Legba’s Crossing is an attempt to examine the radical, democratizing, revolutionary potential of form…

– Invoking the Haitian loa Papa Legba, who is the “god of the crossroads” — as the sign of such African Atlantic narrative intervention — I explore the philosophical, epistemological, and ethical concepts embodied by this god.

– I met Papa Legba, first through Henry Louis Gates’ The Signifying Monkey, who examines Legba’s West African corollary:  Eshu-Elegbara.  By the time I had read about Eshu-Elegbara, Yoruba god of the crossroads, god of divine purpose, meaning, interpretation, I was not only viscerally interrupted, BUT for the first time, after being inundated with European theory, philosophy/ers, in graduate school, I realized that so much of current African Atlantic cultural production made much more sense once I understood Legba’s principles:  indeterminacy, nuance, contradiction, flexibility, Legba’s mandate that the human being must struggle with/for understanding, apprehension, divine purpose.  Jazz made more sense with Legba.  Our propinquity towards improvisation, disruption of flow, linearity, chronology.  Hip-hop made more sense with Legba.  African diaspora literature made more sense with Legba.

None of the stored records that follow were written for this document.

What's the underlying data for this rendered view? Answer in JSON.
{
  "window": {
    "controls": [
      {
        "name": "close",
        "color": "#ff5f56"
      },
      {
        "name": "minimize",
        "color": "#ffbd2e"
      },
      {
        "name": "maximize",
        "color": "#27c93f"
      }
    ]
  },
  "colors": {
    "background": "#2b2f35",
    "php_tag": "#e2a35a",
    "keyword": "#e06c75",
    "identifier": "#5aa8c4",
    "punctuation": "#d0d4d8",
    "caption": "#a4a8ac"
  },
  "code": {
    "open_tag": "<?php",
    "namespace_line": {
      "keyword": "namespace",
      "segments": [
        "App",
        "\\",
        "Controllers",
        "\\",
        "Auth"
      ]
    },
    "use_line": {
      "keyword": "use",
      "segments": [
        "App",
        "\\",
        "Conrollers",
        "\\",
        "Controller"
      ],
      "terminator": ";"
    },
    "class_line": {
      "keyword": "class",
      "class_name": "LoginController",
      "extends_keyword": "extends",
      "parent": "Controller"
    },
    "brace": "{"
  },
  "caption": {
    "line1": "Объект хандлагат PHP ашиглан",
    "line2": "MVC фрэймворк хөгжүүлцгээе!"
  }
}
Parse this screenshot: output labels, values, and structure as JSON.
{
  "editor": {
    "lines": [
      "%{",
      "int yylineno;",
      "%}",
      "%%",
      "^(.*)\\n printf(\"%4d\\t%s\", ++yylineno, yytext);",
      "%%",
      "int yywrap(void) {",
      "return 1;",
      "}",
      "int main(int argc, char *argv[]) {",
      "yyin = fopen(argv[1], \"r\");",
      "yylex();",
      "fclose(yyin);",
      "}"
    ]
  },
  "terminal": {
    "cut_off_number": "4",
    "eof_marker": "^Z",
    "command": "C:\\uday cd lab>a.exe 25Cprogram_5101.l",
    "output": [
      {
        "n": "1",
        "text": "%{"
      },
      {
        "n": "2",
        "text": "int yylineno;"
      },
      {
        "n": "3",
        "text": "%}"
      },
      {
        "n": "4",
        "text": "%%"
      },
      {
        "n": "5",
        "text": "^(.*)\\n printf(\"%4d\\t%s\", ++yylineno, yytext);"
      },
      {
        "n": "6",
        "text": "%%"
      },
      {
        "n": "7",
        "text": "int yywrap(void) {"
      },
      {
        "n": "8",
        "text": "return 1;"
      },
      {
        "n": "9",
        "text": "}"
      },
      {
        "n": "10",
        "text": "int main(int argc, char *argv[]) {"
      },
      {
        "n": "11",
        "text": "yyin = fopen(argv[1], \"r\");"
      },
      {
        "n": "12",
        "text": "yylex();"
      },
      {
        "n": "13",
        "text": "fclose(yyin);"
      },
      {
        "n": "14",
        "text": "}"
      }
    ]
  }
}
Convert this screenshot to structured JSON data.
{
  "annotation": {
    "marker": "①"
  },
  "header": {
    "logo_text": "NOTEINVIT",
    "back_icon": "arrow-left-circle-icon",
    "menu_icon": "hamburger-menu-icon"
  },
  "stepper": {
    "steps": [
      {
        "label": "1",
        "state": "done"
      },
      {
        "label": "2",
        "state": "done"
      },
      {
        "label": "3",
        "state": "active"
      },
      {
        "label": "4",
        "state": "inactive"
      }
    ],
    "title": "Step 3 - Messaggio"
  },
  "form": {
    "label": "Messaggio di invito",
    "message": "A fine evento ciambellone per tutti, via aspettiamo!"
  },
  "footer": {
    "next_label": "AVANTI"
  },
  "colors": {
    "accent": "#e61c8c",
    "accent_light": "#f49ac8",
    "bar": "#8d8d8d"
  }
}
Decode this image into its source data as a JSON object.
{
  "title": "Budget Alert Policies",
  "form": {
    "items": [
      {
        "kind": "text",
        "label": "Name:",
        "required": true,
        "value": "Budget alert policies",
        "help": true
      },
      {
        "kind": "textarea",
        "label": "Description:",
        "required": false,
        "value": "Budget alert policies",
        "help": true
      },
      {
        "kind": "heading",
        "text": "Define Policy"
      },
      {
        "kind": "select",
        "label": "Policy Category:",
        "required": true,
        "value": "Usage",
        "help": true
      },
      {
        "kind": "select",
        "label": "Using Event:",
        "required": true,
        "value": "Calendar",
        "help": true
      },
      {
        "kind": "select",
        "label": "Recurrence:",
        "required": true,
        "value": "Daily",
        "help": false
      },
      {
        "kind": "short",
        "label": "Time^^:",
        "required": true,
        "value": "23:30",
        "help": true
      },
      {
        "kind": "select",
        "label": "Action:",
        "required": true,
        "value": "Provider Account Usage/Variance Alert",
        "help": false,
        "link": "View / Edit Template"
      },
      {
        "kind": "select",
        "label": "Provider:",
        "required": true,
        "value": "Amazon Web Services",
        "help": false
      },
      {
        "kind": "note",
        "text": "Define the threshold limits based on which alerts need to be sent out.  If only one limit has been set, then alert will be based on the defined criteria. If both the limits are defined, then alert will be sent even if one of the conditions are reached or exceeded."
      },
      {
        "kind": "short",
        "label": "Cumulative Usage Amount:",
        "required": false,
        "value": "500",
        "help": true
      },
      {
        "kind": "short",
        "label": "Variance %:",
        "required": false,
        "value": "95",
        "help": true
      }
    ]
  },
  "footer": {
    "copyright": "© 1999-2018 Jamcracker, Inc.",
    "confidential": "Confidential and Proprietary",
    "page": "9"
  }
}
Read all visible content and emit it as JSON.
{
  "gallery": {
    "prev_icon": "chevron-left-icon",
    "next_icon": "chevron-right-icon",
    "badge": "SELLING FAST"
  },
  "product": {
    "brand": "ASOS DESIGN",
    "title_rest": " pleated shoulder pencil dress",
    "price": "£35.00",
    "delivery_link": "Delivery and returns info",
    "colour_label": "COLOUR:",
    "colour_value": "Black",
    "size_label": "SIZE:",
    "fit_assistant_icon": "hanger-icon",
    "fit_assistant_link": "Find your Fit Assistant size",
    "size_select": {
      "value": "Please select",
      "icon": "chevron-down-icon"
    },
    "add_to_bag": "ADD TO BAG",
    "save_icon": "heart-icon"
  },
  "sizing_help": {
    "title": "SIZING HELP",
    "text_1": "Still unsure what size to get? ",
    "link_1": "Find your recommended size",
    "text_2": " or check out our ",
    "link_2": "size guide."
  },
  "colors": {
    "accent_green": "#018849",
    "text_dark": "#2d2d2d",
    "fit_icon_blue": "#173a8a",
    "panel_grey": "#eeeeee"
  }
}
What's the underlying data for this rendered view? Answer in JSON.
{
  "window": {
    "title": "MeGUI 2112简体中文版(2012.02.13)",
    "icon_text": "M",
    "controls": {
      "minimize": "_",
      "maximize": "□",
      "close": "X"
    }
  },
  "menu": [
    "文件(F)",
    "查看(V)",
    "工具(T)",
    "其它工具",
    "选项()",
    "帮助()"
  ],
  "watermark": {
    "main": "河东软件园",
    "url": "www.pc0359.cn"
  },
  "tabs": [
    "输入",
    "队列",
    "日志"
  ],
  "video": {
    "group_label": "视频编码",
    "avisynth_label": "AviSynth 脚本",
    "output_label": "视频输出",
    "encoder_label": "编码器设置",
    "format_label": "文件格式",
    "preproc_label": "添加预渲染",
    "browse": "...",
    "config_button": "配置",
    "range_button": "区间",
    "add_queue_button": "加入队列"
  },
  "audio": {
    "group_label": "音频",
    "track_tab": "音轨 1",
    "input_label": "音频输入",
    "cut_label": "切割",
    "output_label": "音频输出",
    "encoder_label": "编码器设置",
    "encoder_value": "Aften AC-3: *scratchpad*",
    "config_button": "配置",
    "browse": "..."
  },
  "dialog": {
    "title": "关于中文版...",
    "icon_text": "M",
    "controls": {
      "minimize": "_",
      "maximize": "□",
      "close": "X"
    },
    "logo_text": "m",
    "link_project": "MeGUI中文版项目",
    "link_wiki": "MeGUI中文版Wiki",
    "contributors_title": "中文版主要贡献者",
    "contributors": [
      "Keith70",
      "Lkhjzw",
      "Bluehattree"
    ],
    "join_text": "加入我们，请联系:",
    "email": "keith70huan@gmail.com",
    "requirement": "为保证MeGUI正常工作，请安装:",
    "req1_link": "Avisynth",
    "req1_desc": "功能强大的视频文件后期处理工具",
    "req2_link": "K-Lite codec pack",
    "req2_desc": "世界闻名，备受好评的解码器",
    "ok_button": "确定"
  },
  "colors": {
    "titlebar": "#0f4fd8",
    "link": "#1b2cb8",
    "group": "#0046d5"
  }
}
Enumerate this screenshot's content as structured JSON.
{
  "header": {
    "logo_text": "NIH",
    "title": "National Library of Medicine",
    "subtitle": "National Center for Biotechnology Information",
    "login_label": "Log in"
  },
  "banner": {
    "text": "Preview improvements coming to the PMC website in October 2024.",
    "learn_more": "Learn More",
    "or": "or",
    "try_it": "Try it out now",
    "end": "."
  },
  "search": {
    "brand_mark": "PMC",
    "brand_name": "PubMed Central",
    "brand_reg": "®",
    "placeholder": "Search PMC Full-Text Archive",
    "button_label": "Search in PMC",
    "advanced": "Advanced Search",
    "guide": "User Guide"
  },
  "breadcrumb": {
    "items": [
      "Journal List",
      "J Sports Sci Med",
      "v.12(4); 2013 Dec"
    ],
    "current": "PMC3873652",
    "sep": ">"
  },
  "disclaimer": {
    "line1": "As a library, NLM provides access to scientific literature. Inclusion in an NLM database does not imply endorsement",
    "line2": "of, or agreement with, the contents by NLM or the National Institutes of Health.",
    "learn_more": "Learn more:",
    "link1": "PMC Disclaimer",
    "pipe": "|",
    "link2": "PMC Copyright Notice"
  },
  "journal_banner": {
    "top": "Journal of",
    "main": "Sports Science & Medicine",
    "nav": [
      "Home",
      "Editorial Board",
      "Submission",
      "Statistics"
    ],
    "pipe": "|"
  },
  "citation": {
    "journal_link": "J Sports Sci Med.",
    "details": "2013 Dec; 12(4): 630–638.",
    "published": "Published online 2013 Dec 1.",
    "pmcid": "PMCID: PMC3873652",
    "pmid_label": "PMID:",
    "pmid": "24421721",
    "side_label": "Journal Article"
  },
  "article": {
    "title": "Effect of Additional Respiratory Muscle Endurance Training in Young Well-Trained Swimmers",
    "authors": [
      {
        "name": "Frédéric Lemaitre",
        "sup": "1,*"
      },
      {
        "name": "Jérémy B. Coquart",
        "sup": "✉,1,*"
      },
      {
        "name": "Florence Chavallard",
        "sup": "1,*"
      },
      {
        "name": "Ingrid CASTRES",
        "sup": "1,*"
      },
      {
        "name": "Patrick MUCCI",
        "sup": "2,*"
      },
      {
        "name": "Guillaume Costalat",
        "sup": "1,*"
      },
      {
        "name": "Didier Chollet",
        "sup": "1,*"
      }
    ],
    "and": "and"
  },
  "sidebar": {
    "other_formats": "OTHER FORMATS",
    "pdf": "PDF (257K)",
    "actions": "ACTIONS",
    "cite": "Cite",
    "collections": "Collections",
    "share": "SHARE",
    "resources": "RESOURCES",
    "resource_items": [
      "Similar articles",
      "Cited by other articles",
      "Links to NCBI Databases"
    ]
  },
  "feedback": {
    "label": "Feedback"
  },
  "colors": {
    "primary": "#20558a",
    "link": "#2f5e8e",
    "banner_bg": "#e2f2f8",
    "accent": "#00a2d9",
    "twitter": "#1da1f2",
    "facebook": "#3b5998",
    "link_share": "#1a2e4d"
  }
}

Legba’s Crossing:  Narratology in the African Atlantic is my humble attempt to pull together some of the aforementioned tangled skeins of meaning…àshe.

For ordering information see:
http://www.ugapress.org/index.php/books/legbas_crossing/0/1

or
http://www.amazon.com/Legbas-Crossing-Narratology-African-Atlantic/dp/0820328677


***

About the author:

Dr. Heather Russell’s research interests examine narrative form and its relationship to configurations of national/racial identities. Her latest book, Legba’s Crossing: Narratology in the African Atlantic, was published by the University of Georgia Press. She has also published in African American Review; Contours; The Massachusetts Review; and American Literature and has essays in a collection on John Edgar Wideman, Jacqueline Bishop’s, My Mother Who is Me, and Donna Aza Weir-Soley and Opal Palmer Adisa’s Caribbean Erotic.

At the undergraduate level, Dr. Russell regularly teaches C19th and C20th African American  Literatures; Major Caribbean Writers; Black Citizenships and Black History and the Fictive Imagination. For the graduate curriculum, she teaches African Diaspora Women Writers and Narratives of Enslavement and Resistance.

Advertisements

Responses

  1. great book!


Leave a Reply

Fill in your details below or click an icon to log in:

WordPress.com Logo

You are commenting using your WordPress.com account. Log Out / Change )

Twitter picture

You are commenting using your Twitter account. Log Out / Change )

Facebook photo

You are commenting using your Facebook account. Log Out / Change )

Google+ photo

You are commenting using your Google+ account. Log Out / Change )

Connecting to %s

Categories

%d bloggers like this: